*** Opening of Dataset content ***

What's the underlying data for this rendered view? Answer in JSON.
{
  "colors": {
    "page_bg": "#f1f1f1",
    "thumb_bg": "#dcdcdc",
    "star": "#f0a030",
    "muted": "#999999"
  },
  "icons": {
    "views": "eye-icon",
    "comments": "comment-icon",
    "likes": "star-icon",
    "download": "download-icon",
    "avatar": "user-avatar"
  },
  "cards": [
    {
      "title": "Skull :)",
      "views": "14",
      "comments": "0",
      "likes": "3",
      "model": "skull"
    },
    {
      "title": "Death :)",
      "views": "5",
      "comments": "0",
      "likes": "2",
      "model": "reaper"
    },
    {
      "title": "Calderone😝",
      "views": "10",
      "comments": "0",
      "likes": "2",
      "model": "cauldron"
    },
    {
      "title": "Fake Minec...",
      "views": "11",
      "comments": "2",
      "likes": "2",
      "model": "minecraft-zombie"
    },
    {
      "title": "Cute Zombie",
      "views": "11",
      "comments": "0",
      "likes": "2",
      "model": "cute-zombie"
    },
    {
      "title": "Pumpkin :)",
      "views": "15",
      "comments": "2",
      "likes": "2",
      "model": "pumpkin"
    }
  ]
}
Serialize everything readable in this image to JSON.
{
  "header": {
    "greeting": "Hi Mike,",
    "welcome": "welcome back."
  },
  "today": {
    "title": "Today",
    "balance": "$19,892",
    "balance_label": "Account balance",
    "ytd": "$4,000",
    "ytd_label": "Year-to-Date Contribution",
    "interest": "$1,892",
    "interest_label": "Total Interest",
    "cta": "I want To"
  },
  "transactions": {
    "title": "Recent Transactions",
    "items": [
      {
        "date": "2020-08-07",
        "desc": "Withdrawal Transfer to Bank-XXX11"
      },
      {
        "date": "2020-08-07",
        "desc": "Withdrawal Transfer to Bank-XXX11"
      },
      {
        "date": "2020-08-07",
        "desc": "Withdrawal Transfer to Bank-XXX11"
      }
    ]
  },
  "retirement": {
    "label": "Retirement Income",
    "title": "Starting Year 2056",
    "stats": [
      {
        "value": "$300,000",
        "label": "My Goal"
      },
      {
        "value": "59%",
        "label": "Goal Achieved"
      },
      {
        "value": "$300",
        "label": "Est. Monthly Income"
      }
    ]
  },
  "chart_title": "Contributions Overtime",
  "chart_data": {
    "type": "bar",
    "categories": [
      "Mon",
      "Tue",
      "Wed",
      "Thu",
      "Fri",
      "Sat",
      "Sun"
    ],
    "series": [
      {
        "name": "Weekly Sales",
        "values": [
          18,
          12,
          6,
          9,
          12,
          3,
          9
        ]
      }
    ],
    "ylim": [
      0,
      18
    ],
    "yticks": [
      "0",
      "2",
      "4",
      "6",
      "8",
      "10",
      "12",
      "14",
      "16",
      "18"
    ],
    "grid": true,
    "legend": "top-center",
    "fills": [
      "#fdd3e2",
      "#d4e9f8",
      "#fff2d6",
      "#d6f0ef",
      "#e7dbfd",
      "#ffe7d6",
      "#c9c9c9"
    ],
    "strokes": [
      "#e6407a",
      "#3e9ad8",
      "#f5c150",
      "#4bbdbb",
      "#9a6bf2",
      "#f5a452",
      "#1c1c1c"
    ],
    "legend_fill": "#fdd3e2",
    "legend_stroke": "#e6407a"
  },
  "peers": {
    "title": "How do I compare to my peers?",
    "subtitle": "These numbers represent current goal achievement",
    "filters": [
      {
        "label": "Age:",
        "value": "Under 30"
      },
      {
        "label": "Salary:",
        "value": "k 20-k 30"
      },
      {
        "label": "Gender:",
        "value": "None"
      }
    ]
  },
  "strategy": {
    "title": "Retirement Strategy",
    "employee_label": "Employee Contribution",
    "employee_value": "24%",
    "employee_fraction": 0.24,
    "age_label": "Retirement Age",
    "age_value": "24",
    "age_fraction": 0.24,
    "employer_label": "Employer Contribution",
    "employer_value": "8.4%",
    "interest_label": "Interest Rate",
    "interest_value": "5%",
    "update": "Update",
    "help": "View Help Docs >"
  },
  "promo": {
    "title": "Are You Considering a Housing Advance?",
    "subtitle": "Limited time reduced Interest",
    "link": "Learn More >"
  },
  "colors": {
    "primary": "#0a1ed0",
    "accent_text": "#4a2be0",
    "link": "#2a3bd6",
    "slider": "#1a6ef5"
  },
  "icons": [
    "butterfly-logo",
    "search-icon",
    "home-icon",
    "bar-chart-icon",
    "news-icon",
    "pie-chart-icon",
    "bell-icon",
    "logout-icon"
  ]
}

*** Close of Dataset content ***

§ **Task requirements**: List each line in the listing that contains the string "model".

§ **Solution**:
      "model": "skull"
      "model": "reaper"
      "model": "cauldron"
      "model": "minecraft-zombie"
      "model": "cute-zombie"
      "model": "pumpkin"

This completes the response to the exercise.